==== Records for the task ====

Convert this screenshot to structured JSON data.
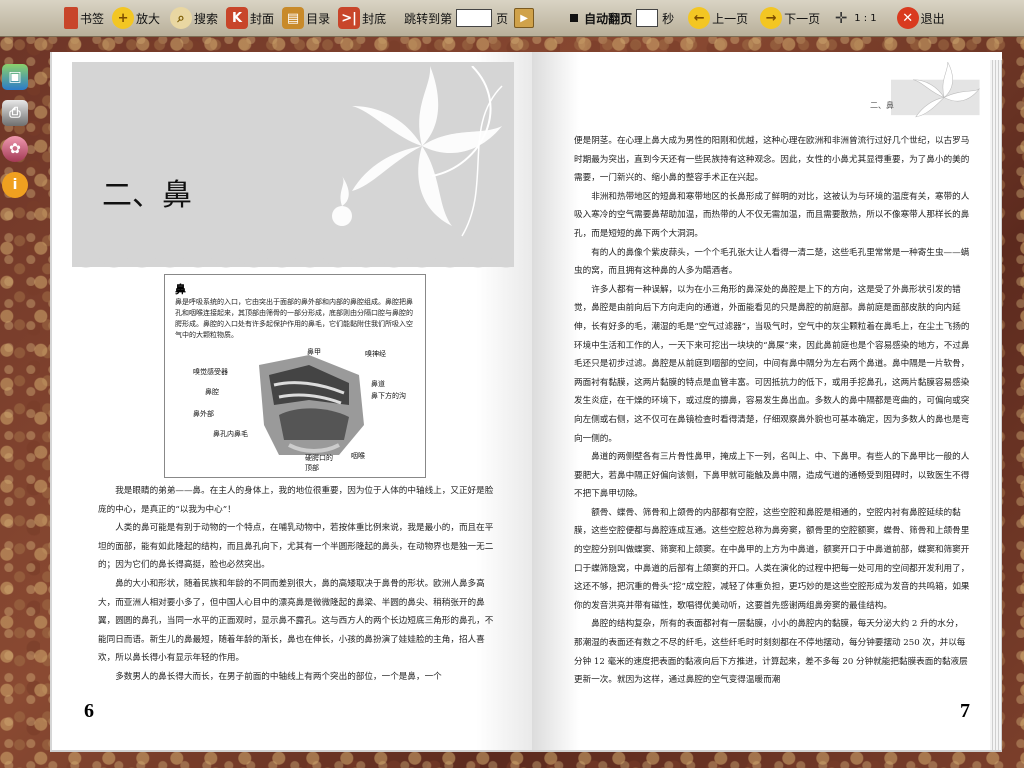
{
  "toolbar": {
    "bookmark": "书签",
    "zoom": "放大",
    "search": "搜索",
    "cover": "封面",
    "toc": "目录",
    "back_cover": "封底",
    "jump_to": "跳转到第",
    "page_unit": "页",
    "auto_flip": "自动翻页",
    "seconds": "秒",
    "prev": "上一页",
    "next": "下一页",
    "ratio": "1 : 1",
    "exit": "退出"
  },
  "left_page": {
    "chapter_title": "二、鼻",
    "page_number": "6",
    "figure": {
      "title": "鼻",
      "description": "鼻是呼吸系统的入口，它由突出于面部的鼻外部和内部的鼻腔组成。鼻腔把鼻孔和咽喉连接起来，其顶部由筛骨的一部分形成，底部则由分隔口腔与鼻腔的腭形成。鼻腔的入口处有许多起保护作用的鼻毛，它们能黏附住我们所吸入空气中的大颗粒物质。",
      "labels": [
        "鼻甲",
        "嗅神经",
        "嗅觉感受器",
        "鼻道",
        "鼻腔",
        "鼻下方的沟",
        "鼻外部",
        "鼻孔内鼻毛",
        "硬腭口的顶部",
        "咽喉"
      ]
    },
    "paragraphs": [
      "我是眼睛的弟弟——鼻。在主人的身体上，我的地位很重要，因为位于人体的中轴线上，又正好是脸庞的中心，是真正的“以我为中心”！",
      "人类的鼻可能是有别于动物的一个特点，在哺乳动物中，若按体重比例来说，我是最小的，而且在平坦的面部，能有如此隆起的结构，而且鼻孔向下，尤其有一个半圆形隆起的鼻头，在动物界也是独一无二的；因为它们的鼻长得高挺，脸也必然突出。",
      "鼻的大小和形状，随着民族和年龄的不同而差别很大，鼻的高矮取决于鼻骨的形状。欧洲人鼻多高大，而亚洲人相对要小多了，但中国人心目中的漂亮鼻是微微隆起的鼻梁、半圆的鼻尖、稍稍张开的鼻翼，圆圆的鼻孔，当同一水平的正面观时，显示鼻不露孔。这与西方人的两个长边短底三角形的鼻孔，不能同日而语。新生儿的鼻最短，随着年龄的渐长，鼻也在伸长，小孩的鼻扮演了娃娃脸的主角，招人喜欢，所以鼻长得小有显示年轻的作用。",
      "多数男人的鼻长得大而长，在男子前面的中轴线上有两个突出的部位，一个是鼻，一个"
    ]
  },
  "right_page": {
    "header_label": "二、鼻",
    "page_number": "7",
    "paragraphs": [
      {
        "indent": false,
        "text": "便是阴茎。在心理上鼻大成为男性的阳刚和优越，这种心理在欧洲和非洲曾流行过好几个世纪，以古罗马时期最为突出，直到今天还有一些民族持有这种观念。因此，女性的小鼻尤其显得重要，为了鼻小的美的需要，一门新兴的、缩小鼻的整容手术正在兴起。"
      },
      {
        "indent": true,
        "text": "非洲和热带地区的短鼻和寒带地区的长鼻形成了鲜明的对比，这被认为与环境的温度有关，寒带的人吸入寒冷的空气需要鼻帮助加温，而热带的人不仅无需加温，而且需要散热，所以不像寒带人那样长的鼻孔，而是短短的鼻下两个大洞洞。"
      },
      {
        "indent": true,
        "text": "有的人的鼻像个紫皮蒜头，一个个毛孔张大让人看得一清二楚，这些毛孔里常常是一种寄生虫——螨虫的窝，而且拥有这种鼻的人多为醋酒者。"
      },
      {
        "indent": true,
        "text": "许多人都有一种误解，以为在小三角形的鼻深处的鼻腔是上下的方向，这是受了外鼻形状引发的错觉，鼻腔是由前向后下方向走向的通道，外面能看见的只是鼻腔的前庭部。鼻前庭是面部皮肤的向内延伸，长有好多的毛，潮湿的毛是“空气过滤器”，当吸气时，空气中的灰尘颗粒着在鼻毛上，在尘土飞扬的环境中生活和工作的人，一天下来可挖出一块块的“鼻屎”来，因此鼻前庭也是个容易感染的地方，不过鼻毛还只是初步过滤。鼻腔是从前庭到咽部的空间，中间有鼻中隔分为左右两个鼻道。鼻中隔是一片软骨，两面衬有黏膜，这两片黏膜的特点是血管丰富。可因抵抗力的低下，或用手挖鼻孔，这两片黏膜容易感染发生炎症，在干燥的环境下，或过度的擤鼻，容易发生鼻出血。多数人的鼻中隔都是弯曲的，可偏向或突向左侧或右侧，这不仅可在鼻镜检查时看得清楚，仔细观察鼻外貌也可基本确定，因为多数人的鼻也是弯向一侧的。"
      },
      {
        "indent": true,
        "text": "鼻道的两侧壁各有三片骨性鼻甲，掩成上下一列，名叫上、中、下鼻甲。有些人的下鼻甲比一般的人要肥大，若鼻中隔正好偏向该侧，下鼻甲就可能触及鼻中隔，造成气道的通畅受到阻碍时，以致医生不得不把下鼻甲切除。"
      },
      {
        "indent": true,
        "text": "额骨、蝶骨、筛骨和上颌骨的内部都有空腔，这些空腔和鼻腔是相通的，空腔内衬有鼻腔延续的黏膜，这些空腔便都与鼻腔连成互通。这些空腔总称为鼻旁窦，额骨里的空腔额窦，蝶骨、筛骨和上颌骨里的空腔分别叫做蝶窦、筛窦和上颌窦。在中鼻甲的上方为中鼻道，额窦开口于中鼻道前部，蝶窦和筛窦开口于蝶筛隐窝，中鼻道的后部有上颌窦的开口。人类在演化的过程中把每一处可用的空间都开发利用了，这还不够，把沉重的骨头“挖”成空腔，减轻了体重负担，更巧妙的是这些空腔形成为发音的共鸣箱，如果你的发音洪亮并带有磁性，歌唱得优美动听，这要首先感谢两组鼻旁窦的最佳结构。"
      },
      {
        "indent": true,
        "text": "鼻腔的结构复杂，所有的表面都衬有一层黏膜，小小的鼻腔内的黏膜，每天分泌大约 2 升的水分，那潮湿的表面还有数之不尽的纤毛，这些纤毛时时刻刻都在不停地摆动，每分钟要摆动 250 次，并以每分钟 12 毫米的速度把表面的黏液向后下方推进，计算起来，差不多每 20 分钟就能把黏膜表面的黏液层更新一次。就因为这样，通过鼻腔的空气变得温暖而潮"
      }
    ]
  }
}
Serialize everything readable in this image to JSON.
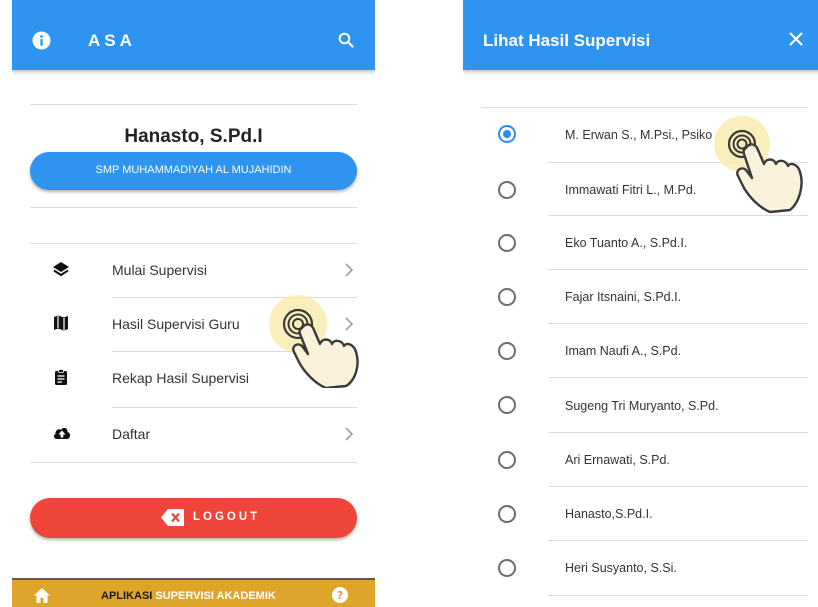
{
  "left_screen": {
    "appbar": {
      "title": "ASA",
      "info_icon": "info-icon",
      "search_icon": "search-icon"
    },
    "profile": {
      "name": "Hanasto, S.Pd.I",
      "school_button": "SMP MUHAMMADIYAH AL MUJAHIDIN"
    },
    "menu": [
      {
        "label": "Mulai Supervisi",
        "icon": "layers-icon"
      },
      {
        "label": "Hasil Supervisi Guru",
        "icon": "map-icon"
      },
      {
        "label": "Rekap Hasil Supervisi",
        "icon": "clipboard-icon"
      },
      {
        "label": "Daftar",
        "icon": "cloud-upload-icon"
      }
    ],
    "logout_label": "LOGOUT",
    "bottom_bar": {
      "part1": "APLIKASI",
      "part2": "SUPERVISI AKADEMIK"
    },
    "colors": {
      "primary": "#2f93f0",
      "logout": "#f0453a",
      "bottom": "#dfa52a"
    }
  },
  "right_screen": {
    "title": "Lihat Hasil Supervisi",
    "close_icon": "close-icon",
    "options": [
      {
        "label": "M. Erwan S., M.Psi., Psiko",
        "selected": true
      },
      {
        "label": "Immawati Fitri L., M.Pd.",
        "selected": false
      },
      {
        "label": "Eko Tuanto A., S.Pd.I.",
        "selected": false
      },
      {
        "label": "Fajar Itsnaini, S.Pd.I.",
        "selected": false
      },
      {
        "label": "Imam Naufi A., S.Pd.",
        "selected": false
      },
      {
        "label": "Sugeng Tri Muryanto, S.Pd.",
        "selected": false
      },
      {
        "label": "Ari Ernawati, S.Pd.",
        "selected": false
      },
      {
        "label": "Hanasto,S.Pd.I.",
        "selected": false
      },
      {
        "label": "Heri Susyanto, S.Si.",
        "selected": false
      }
    ]
  }
}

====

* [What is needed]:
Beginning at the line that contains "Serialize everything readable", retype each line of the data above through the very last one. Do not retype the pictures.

* [Exercise result]:
Serialize everything readable in this image to JSON.
{
  "left_screen": {
    "appbar": {
      "title": "ASA",
      "info_icon": "info-icon",
      "search_icon": "search-icon"
    },
    "profile": {
      "name": "Hanasto, S.Pd.I",
      "school_button": "SMP MUHAMMADIYAH AL MUJAHIDIN"
    },
    "menu": [
      {
        "label": "Mulai Supervisi",
        "icon": "layers-icon"
      },
      {
        "label": "Hasil Supervisi Guru",
        "icon": "map-icon"
      },
      {
        "label": "Rekap Hasil Supervisi",
        "icon": "clipboard-icon"
      },
      {
        "label": "Daftar",
        "icon": "cloud-upload-icon"
      }
    ],
    "logout_label": "LOGOUT",
    "bottom_bar": {
      "part1": "APLIKASI",
      "part2": "SUPERVISI AKADEMIK"
    },
    "colors": {
      "primary": "#2f93f0",
      "logout": "#f0453a",
      "bottom": "#dfa52a"
    }
  },
  "right_screen": {
    "title": "Lihat Hasil Supervisi",
    "close_icon": "close-icon",
    "options": [
      {
        "label": "M. Erwan S., M.Psi., Psiko",
        "selected": true
      },
      {
        "label": "Immawati Fitri L., M.Pd.",
        "selected": false
      },
      {
        "label": "Eko Tuanto A., S.Pd.I.",
        "selected": false
      },
      {
        "label": "Fajar Itsnaini, S.Pd.I.",
        "selected": false
      },
      {
        "label": "Imam Naufi A., S.Pd.",
        "selected": false
      },
      {
        "label": "Sugeng Tri Muryanto, S.Pd.",
        "selected": false
      },
      {
        "label": "Ari Ernawati, S.Pd.",
        "selected": false
      },
      {
        "label": "Hanasto,S.Pd.I.",
        "selected": false
      },
      {
        "label": "Heri Susyanto, S.Si.",
        "selected": false
      }
    ]
  }
}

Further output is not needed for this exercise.